George Washington and the “Murder Act”

The Wikipedia entry on the Administration of Justice in Massachusetts Act and several recent books state that George Washington called it “the Murder Act.”

That understanding appears to go back to David Ammerman’s study In the Common Cause: American Response to the Coercive Acts of 1774, published by the University Press of Virginia in 1974. It says:
George Washington referred to the statute as the “Murder Act” because he thought it would give British officials free reign [sic] to harass Americans without fear of being brought to justice. The Virginia leader argued that transporting offenders into other colonies or Great Britain made it “impossible from the nature of the thing that justice can be observed.”
The last phrase Ammerman quoted comes from Washington’s letter to Bryan Fairfax dated 4 July 1774, which is transcribed here. It lays out American Whigs’ feeling of frustration:
As to your political sentiments, I would heartily join you in them, so far as relates to a humble and dutiful petition to the throne, provided there was the most distant hope of success. But have we not tried this already? Have we not addressed the Lords, and remonstrated to the Commons? And to what end? Did they deign to look at our petitions?

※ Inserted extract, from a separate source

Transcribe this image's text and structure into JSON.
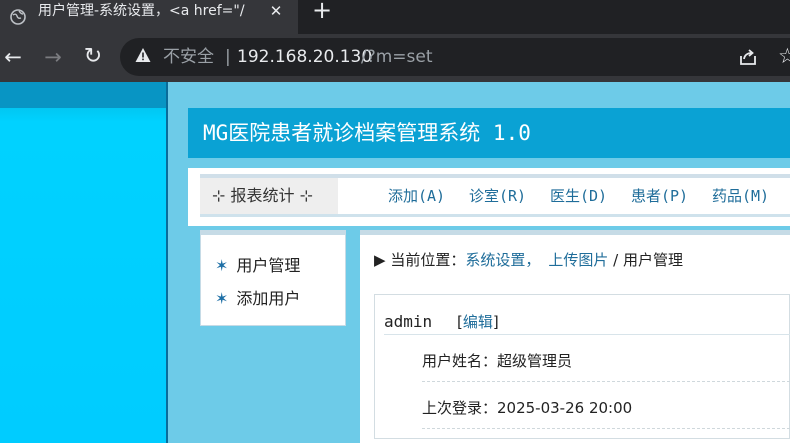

Does it not appear, as clear as the sun in its meridian brightness, that there is a regular, systematic plan formed to fix the right and practice of taxation upon us? Does not the uniform conduct of Parliament for some years past confirm this? Do not all the debates, especially those just brought to us, in the House of Commons on the side of government, expressly declare that America must be taxed in aid of the British funds, and that she has no longer resources within herself? Is there any thing to be expected from petitioning after this?

Is not the attack upon the liberty and property of the people of Boston, before restitution of the loss to the India Company was demanded, a plain and self-evident proof of what they are aiming at? Do not the subsequent bills (now I dare say acts), for depriving the Massachusetts Bay of its charter, and for transporting offenders into other colonies or to Great Britain for trial, where it is impossible from the nature of the thing that justice can be obtained, convince us that the administration is determined to stick at nothing to carry its point? Ought we not, then, to put our virtue and fortitude to the severest test?
But that letter doesn’t include the phrase “Murder Act.” Nor does any other document from Washington’s pen. It looks like Ammerman got his notes mixed up and put the phrase into the Virginia planter’s mouth, and then other authors repeated that attribution without checking.

It’s notable that Washington saw so much at stake in the Administration of Justice Act, well before the First Continental Congress. The law had no effect in Virginia, after all. But Washington was always one of the most prominent advocates of American unity.

2 comments:

John L Smith Jr said...

Another example of a misstatement in a book re. a primary source citation...and it gets consequently picked up and passed along as fact from then on. Argh!

J. L. Bell said...

Yes, that seems to be the situation. And the Ammerman book is a solid study of the American political response to the Coercive Acts, not sloppy work.